Supplied material: Begin
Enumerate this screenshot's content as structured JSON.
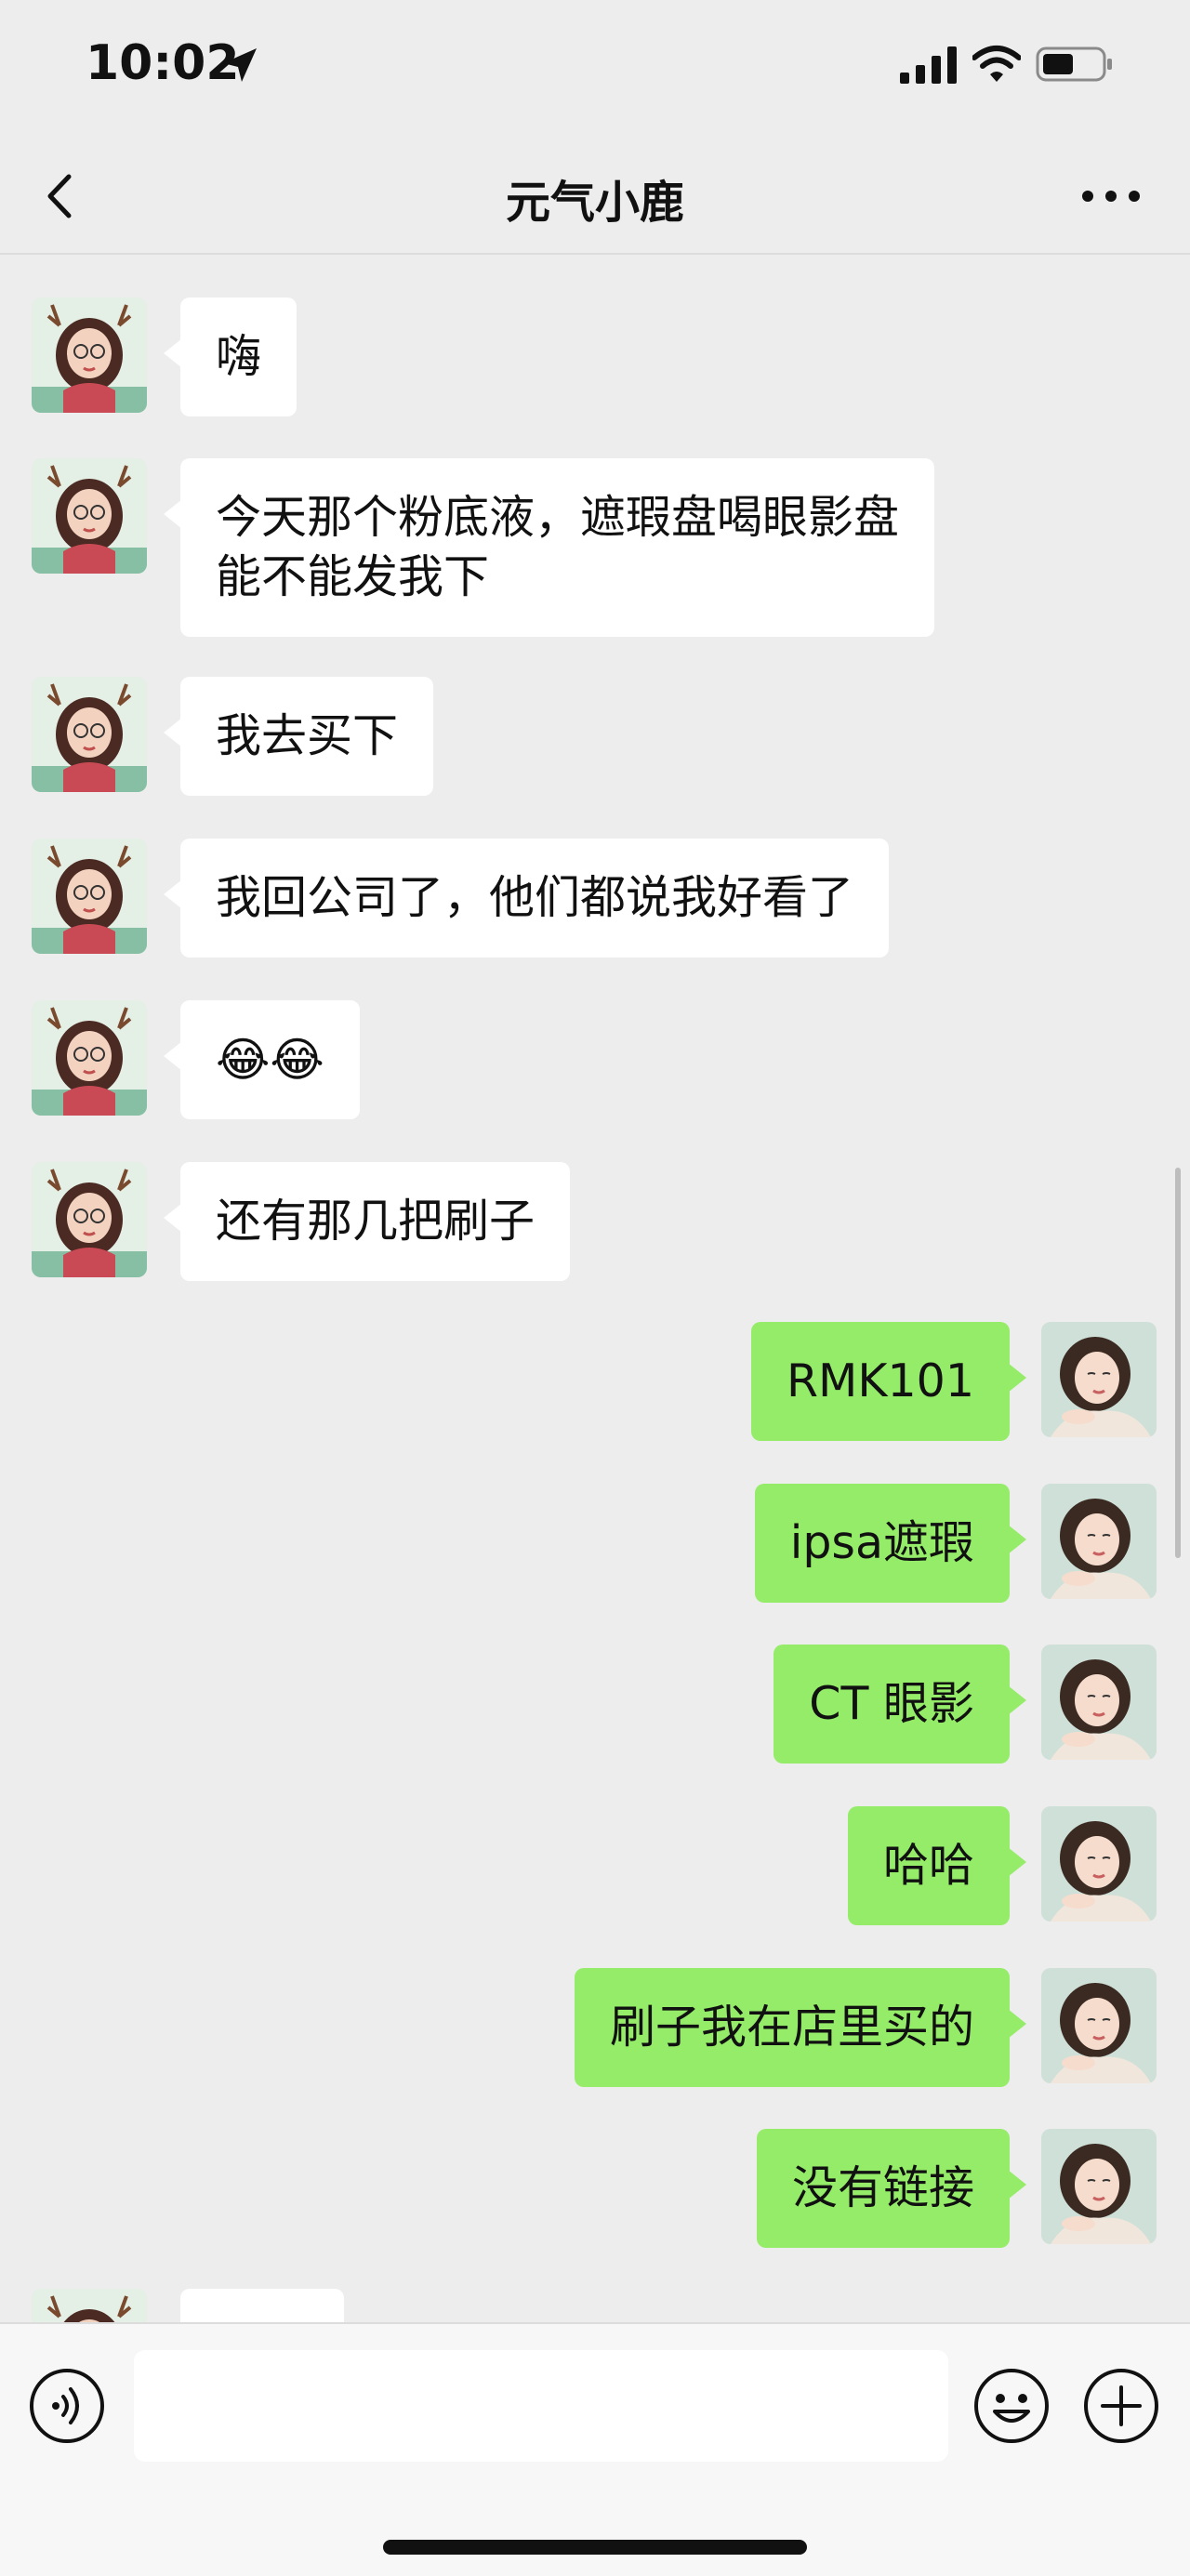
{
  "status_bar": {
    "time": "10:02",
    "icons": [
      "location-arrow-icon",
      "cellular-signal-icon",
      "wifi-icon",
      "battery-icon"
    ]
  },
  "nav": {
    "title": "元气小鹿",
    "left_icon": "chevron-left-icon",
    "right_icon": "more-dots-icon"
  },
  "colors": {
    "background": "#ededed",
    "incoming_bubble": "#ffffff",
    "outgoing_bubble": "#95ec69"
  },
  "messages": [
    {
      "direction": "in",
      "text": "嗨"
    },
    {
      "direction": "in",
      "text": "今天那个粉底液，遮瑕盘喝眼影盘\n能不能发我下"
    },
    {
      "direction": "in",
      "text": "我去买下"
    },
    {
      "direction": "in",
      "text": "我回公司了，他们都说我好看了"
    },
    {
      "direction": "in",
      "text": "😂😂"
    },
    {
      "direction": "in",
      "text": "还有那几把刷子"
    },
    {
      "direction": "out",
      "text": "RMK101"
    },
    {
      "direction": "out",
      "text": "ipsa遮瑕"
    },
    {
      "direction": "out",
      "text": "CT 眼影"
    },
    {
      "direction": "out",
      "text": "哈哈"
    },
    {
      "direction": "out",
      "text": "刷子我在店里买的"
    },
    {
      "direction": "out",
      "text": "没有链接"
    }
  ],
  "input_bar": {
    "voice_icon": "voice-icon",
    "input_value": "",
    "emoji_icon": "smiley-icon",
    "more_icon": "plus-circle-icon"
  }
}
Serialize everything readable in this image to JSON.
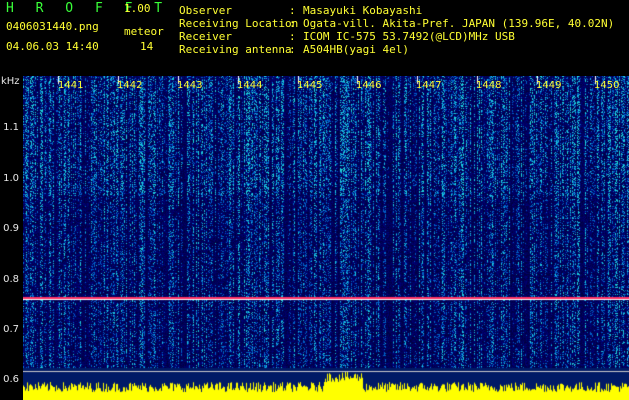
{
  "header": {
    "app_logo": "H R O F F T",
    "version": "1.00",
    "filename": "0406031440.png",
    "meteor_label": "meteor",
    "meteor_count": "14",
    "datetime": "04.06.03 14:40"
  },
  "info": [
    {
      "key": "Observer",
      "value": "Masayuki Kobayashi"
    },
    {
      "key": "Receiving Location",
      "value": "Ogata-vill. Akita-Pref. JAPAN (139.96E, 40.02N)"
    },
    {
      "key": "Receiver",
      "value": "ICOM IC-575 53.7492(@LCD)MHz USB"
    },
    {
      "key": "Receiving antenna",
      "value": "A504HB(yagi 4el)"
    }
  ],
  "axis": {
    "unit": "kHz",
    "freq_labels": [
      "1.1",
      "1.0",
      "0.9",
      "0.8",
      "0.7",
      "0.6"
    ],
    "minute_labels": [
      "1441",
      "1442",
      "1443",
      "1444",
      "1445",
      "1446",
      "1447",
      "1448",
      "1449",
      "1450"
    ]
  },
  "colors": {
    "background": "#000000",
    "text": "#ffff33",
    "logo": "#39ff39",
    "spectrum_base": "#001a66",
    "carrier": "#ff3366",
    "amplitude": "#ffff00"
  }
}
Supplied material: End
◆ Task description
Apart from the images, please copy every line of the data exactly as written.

◆ Expected answer
Enumerate this screenshot's content as structured JSON.
{
  "status_bar": {
    "time": "10:02",
    "icons": [
      "location-arrow-icon",
      "cellular-signal-icon",
      "wifi-icon",
      "battery-icon"
    ]
  },
  "nav": {
    "title": "元气小鹿",
    "left_icon": "chevron-left-icon",
    "right_icon": "more-dots-icon"
  },
  "colors": {
    "background": "#ededed",
    "incoming_bubble": "#ffffff",
    "outgoing_bubble": "#95ec69"
  },
  "messages": [
    {
      "direction": "in",
      "text": "嗨"
    },
    {
      "direction": "in",
      "text": "今天那个粉底液，遮瑕盘喝眼影盘\n能不能发我下"
    },
    {
      "direction": "in",
      "text": "我去买下"
    },
    {
      "direction": "in",
      "text": "我回公司了，他们都说我好看了"
    },
    {
      "direction": "in",
      "text": "😂😂"
    },
    {
      "direction": "in",
      "text": "还有那几把刷子"
    },
    {
      "direction": "out",
      "text": "RMK101"
    },
    {
      "direction": "out",
      "text": "ipsa遮瑕"
    },
    {
      "direction": "out",
      "text": "CT 眼影"
    },
    {
      "direction": "out",
      "text": "哈哈"
    },
    {
      "direction": "out",
      "text": "刷子我在店里买的"
    },
    {
      "direction": "out",
      "text": "没有链接"
    }
  ],
  "input_bar": {
    "voice_icon": "voice-icon",
    "input_value": "",
    "emoji_icon": "smiley-icon",
    "more_icon": "plus-circle-icon"
  }
}
Serialize everything readable in this image to JSON.
{
  "header": {
    "app_logo": "H R O F F T",
    "version": "1.00",
    "filename": "0406031440.png",
    "meteor_label": "meteor",
    "meteor_count": "14",
    "datetime": "04.06.03 14:40"
  },
  "info": [
    {
      "key": "Observer",
      "value": "Masayuki Kobayashi"
    },
    {
      "key": "Receiving Location",
      "value": "Ogata-vill. Akita-Pref. JAPAN (139.96E, 40.02N)"
    },
    {
      "key": "Receiver",
      "value": "ICOM IC-575 53.7492(@LCD)MHz USB"
    },
    {
      "key": "Receiving antenna",
      "value": "A504HB(yagi 4el)"
    }
  ],
  "axis": {
    "unit": "kHz",
    "freq_labels": [
      "1.1",
      "1.0",
      "0.9",
      "0.8",
      "0.7",
      "0.6"
    ],
    "minute_labels": [
      "1441",
      "1442",
      "1443",
      "1444",
      "1445",
      "1446",
      "1447",
      "1448",
      "1449",
      "1450"
    ]
  },
  "colors": {
    "background": "#000000",
    "text": "#ffff33",
    "logo": "#39ff39",
    "spectrum_base": "#001a66",
    "carrier": "#ff3366",
    "amplitude": "#ffff00"
  }
}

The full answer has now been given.